**ABOUT THIS TASK**
Copy out each line containing "icon" from the entries below.

**STORED DATA**
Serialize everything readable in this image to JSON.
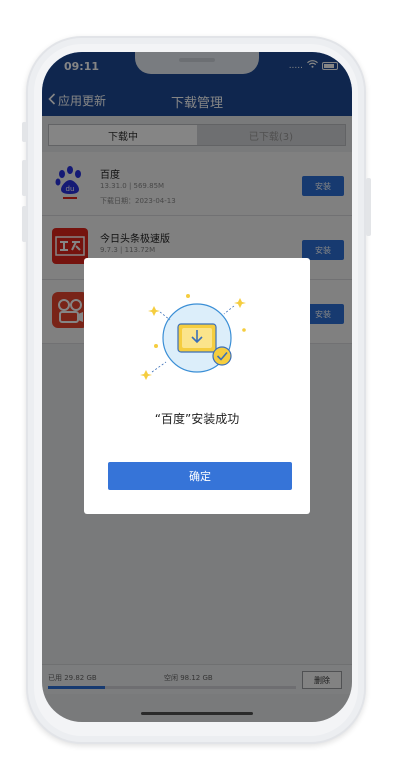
{
  "status_bar": {
    "time": "09:11",
    "signal_text": "....."
  },
  "nav": {
    "back_label": "应用更新",
    "title": "下载管理"
  },
  "tabs": [
    {
      "label": "下载中",
      "active": true
    },
    {
      "label": "已下载(3)",
      "active": false
    }
  ],
  "apps": [
    {
      "name": "百度",
      "meta": "13.31.0 | 569.85M",
      "date": "下载日期：2023-04-13",
      "install_label": "安装",
      "icon": "baidu-logo"
    },
    {
      "name": "今日头条极速版",
      "meta": "9.7.3 | 113.72M",
      "date": "",
      "install_label": "安装",
      "icon": "toutiao-logo"
    },
    {
      "name": "",
      "meta": "",
      "date": "",
      "install_label": "安装",
      "icon": "video-app-logo"
    }
  ],
  "storage": {
    "used": "已用 29.82 GB",
    "free": "空闲 98.12 GB",
    "used_fraction": 0.23
  },
  "bottom": {
    "delete_label": "删除"
  },
  "dialog": {
    "message": "“百度”安装成功",
    "confirm_label": "确定"
  },
  "colors": {
    "header": "#1d4a96",
    "accent": "#2d6fd6",
    "button": "#3674d8",
    "baidu_blue": "#2932e1",
    "toutiao_red": "#e1251b",
    "video_red": "#e8452f"
  }
}
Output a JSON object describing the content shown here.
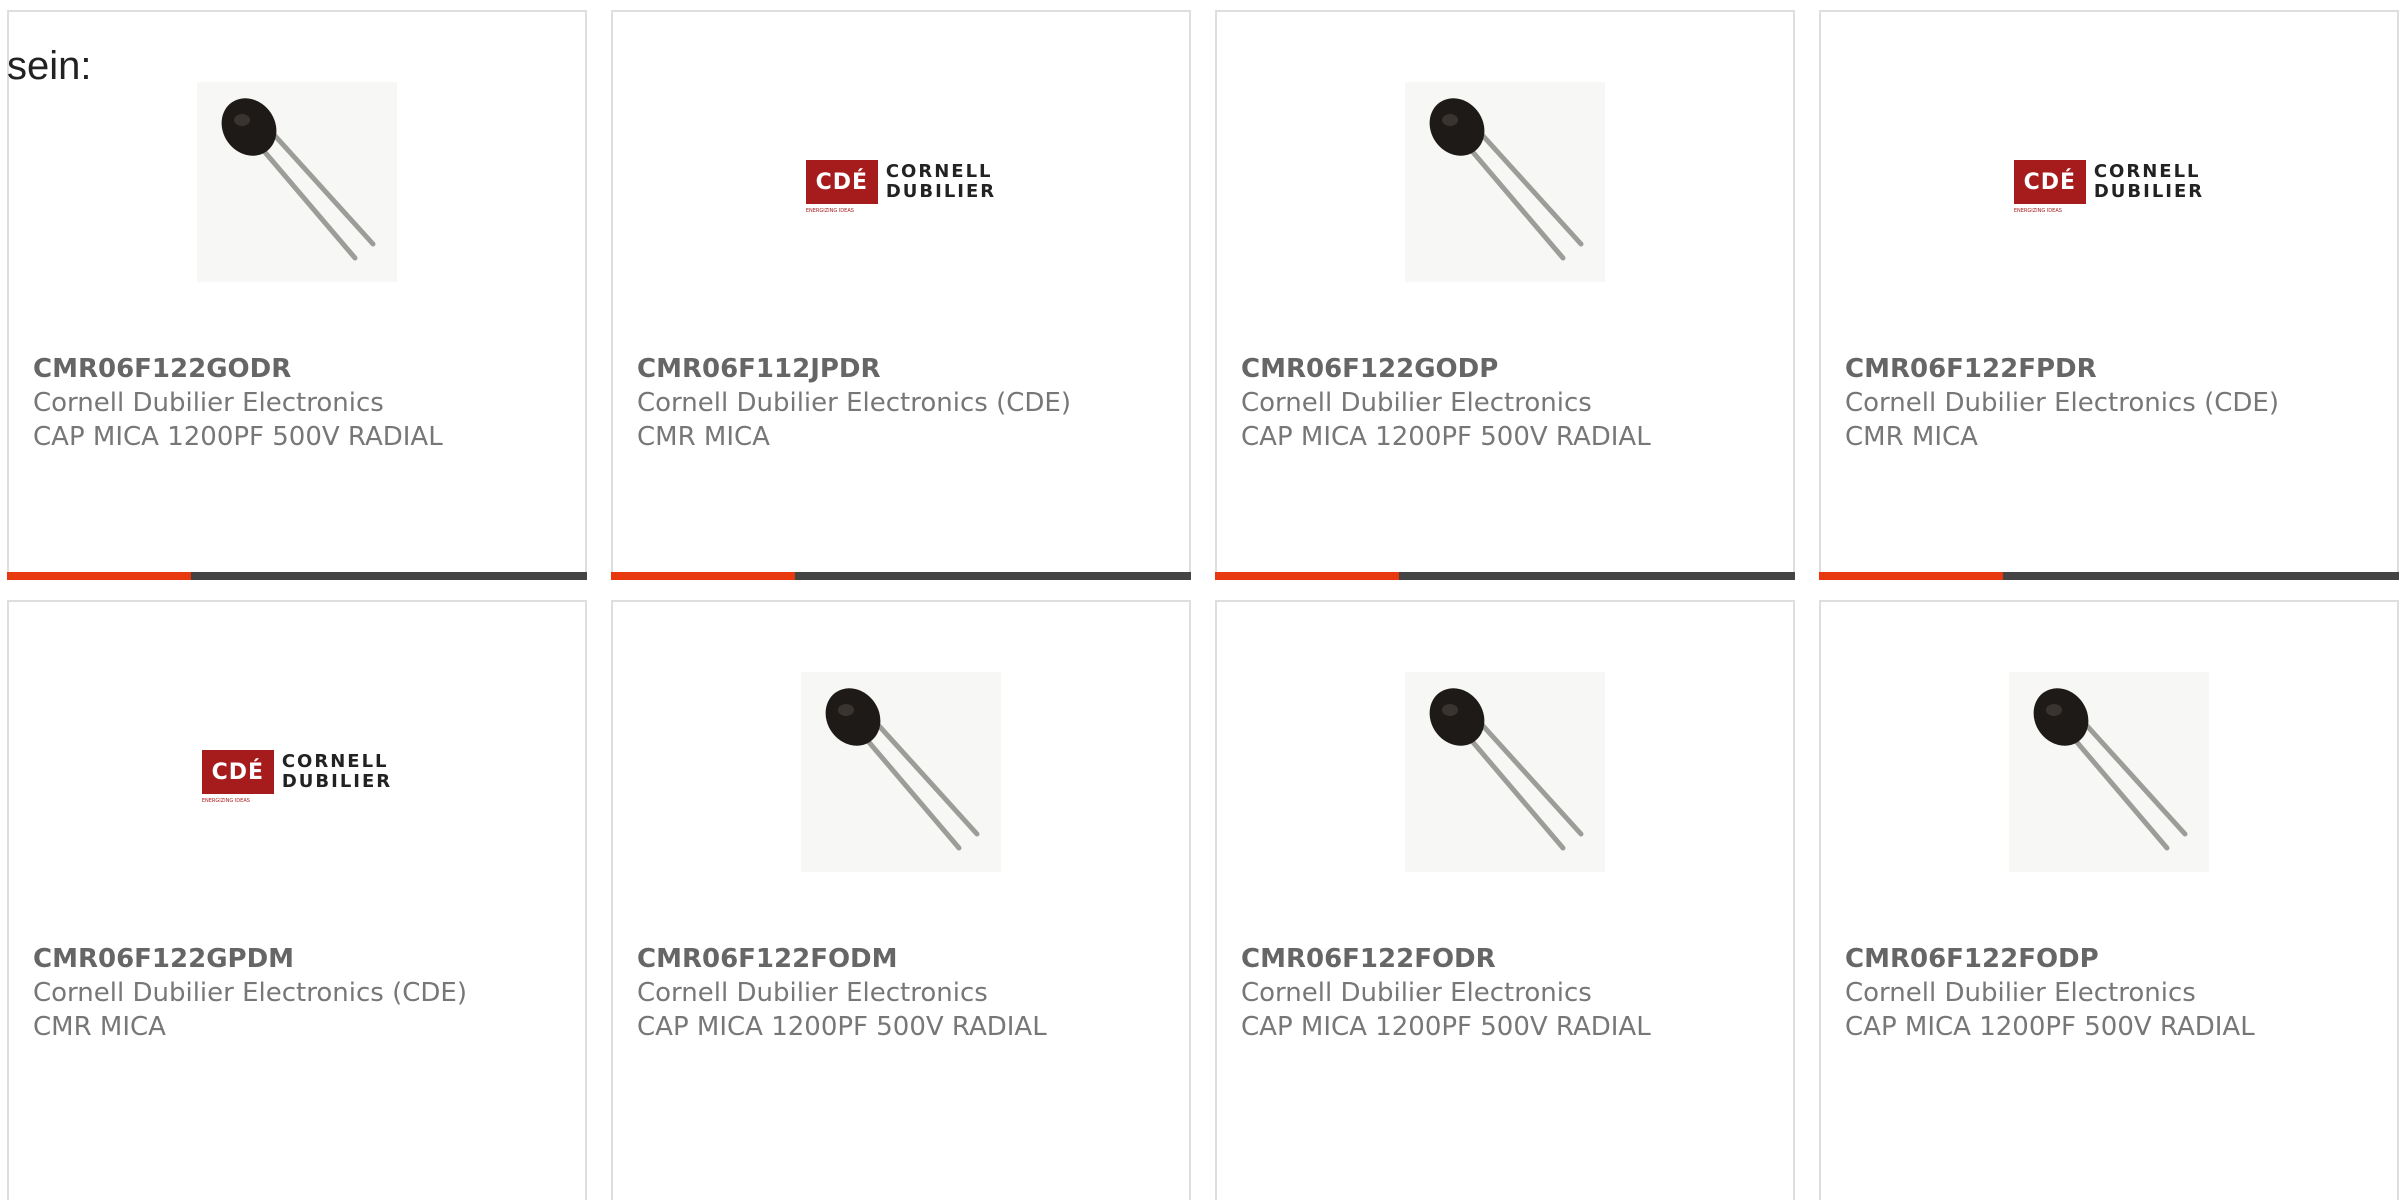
{
  "intro_text": "sein:",
  "logo": {
    "mark": "CDÉ",
    "tagline": "ENERGIZING IDEAS",
    "line1": "CORNELL",
    "line2": "DUBILIER"
  },
  "products": [
    {
      "part": "CMR06F122GODR",
      "maker": "Cornell Dubilier Electronics",
      "desc": "CAP MICA 1200PF 500V RADIAL",
      "image": "capacitor-photo"
    },
    {
      "part": "CMR06F112JPDR",
      "maker": "Cornell Dubilier Electronics (CDE)",
      "desc": "CMR MICA",
      "image": "cde-logo"
    },
    {
      "part": "CMR06F122GODP",
      "maker": "Cornell Dubilier Electronics",
      "desc": "CAP MICA 1200PF 500V RADIAL",
      "image": "capacitor-photo"
    },
    {
      "part": "CMR06F122FPDR",
      "maker": "Cornell Dubilier Electronics (CDE)",
      "desc": "CMR MICA",
      "image": "cde-logo"
    },
    {
      "part": "CMR06F122GPDM",
      "maker": "Cornell Dubilier Electronics (CDE)",
      "desc": "CMR MICA",
      "image": "cde-logo"
    },
    {
      "part": "CMR06F122FODM",
      "maker": "Cornell Dubilier Electronics",
      "desc": "CAP MICA 1200PF 500V RADIAL",
      "image": "capacitor-photo"
    },
    {
      "part": "CMR06F122FODR",
      "maker": "Cornell Dubilier Electronics",
      "desc": "CAP MICA 1200PF 500V RADIAL",
      "image": "capacitor-photo"
    },
    {
      "part": "CMR06F122FODP",
      "maker": "Cornell Dubilier Electronics",
      "desc": "CAP MICA 1200PF 500V RADIAL",
      "image": "capacitor-photo"
    }
  ],
  "colors": {
    "accent": "#e8380d",
    "bar": "#444444",
    "logo_red": "#a61c1c"
  }
}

**RESULT**
      "icon": "baidu-logo"
      "icon": "toutiao-logo"
      "icon": "video-app-logo"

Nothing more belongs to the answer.